In the last blog, we asked how we decide what our core Christian beliefs are. Of course, they come from the Bible but the problem is that there are all manner of interpretations of the Bible and there are all manner of ideas concerning which Biblical teaching is a core belief. However, I believe there are a few principles upon which all Christians should agree.
First, we should consider the earliest Christian creeds as the most authoritative. These creeds were developed closer to the time of Jesus and have had less of a chance for erroneous and/or nonessential ideas to infiltrate. As we mentioned last week, the earlier creeds are much simpler than the later. If the writers of the early creeds did not consider a particular Biblical teaching to be a core belief, why did the writers of the later creeds?
Second, Paul tells us Jesus’ death and resurrection for our sins is the gospel (I Corinthians 15:1-7). This is the main reason why Jesus came to this earth; it was not to teach us about the Trinity or baptism. Jesus’ death and resurrection for our sins must be a central part of our faith.

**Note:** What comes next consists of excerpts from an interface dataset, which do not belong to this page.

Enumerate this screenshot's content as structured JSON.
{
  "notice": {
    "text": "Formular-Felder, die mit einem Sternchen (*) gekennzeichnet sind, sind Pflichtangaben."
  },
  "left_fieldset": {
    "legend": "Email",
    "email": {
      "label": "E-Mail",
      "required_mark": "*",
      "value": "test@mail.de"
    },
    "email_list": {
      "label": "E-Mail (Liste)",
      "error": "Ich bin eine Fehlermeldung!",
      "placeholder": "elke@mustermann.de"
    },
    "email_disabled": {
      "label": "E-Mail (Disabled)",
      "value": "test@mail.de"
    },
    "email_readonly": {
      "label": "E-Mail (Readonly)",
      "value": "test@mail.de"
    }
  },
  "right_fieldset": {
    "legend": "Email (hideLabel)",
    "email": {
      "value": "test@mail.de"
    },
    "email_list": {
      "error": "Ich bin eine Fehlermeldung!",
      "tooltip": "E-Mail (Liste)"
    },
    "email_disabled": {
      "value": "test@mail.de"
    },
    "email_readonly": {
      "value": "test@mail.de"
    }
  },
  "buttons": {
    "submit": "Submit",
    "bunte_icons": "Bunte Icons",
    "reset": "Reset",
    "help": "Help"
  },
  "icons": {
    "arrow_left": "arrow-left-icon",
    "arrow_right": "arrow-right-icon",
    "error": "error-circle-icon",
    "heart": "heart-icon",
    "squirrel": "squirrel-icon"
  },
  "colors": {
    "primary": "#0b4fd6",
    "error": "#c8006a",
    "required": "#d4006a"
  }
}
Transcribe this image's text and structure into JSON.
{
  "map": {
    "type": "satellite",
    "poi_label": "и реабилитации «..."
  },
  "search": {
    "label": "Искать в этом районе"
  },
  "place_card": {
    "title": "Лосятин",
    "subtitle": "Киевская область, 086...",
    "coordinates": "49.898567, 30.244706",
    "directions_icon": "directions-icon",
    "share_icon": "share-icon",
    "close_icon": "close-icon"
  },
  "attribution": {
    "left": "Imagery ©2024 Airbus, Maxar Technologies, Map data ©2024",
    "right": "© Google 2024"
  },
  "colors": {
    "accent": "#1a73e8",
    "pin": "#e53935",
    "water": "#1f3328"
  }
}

Third, Christianity is about Jesus. Much of Jesus’ teachings involve our actions and the person we become (Matthew 13:41-50, Matthew 25:31-46, Luke 18:18-30, John 5:27-29, John 12:44-50) so our core beliefs must address our actions as well as our beliefs.
Taking the above three principles, I believe our core beliefs should include: Belief in God, Jesus and his death and resurrection for our sins, the Holy Spirit, the universal Church, our eternal existence, and our judgment by Jesus. These tenants clearly follow the early Christian creeds. The only thing I would add concerns our judgment by Jesus—we will be judged according to our actions and the person we become not just our beliefs.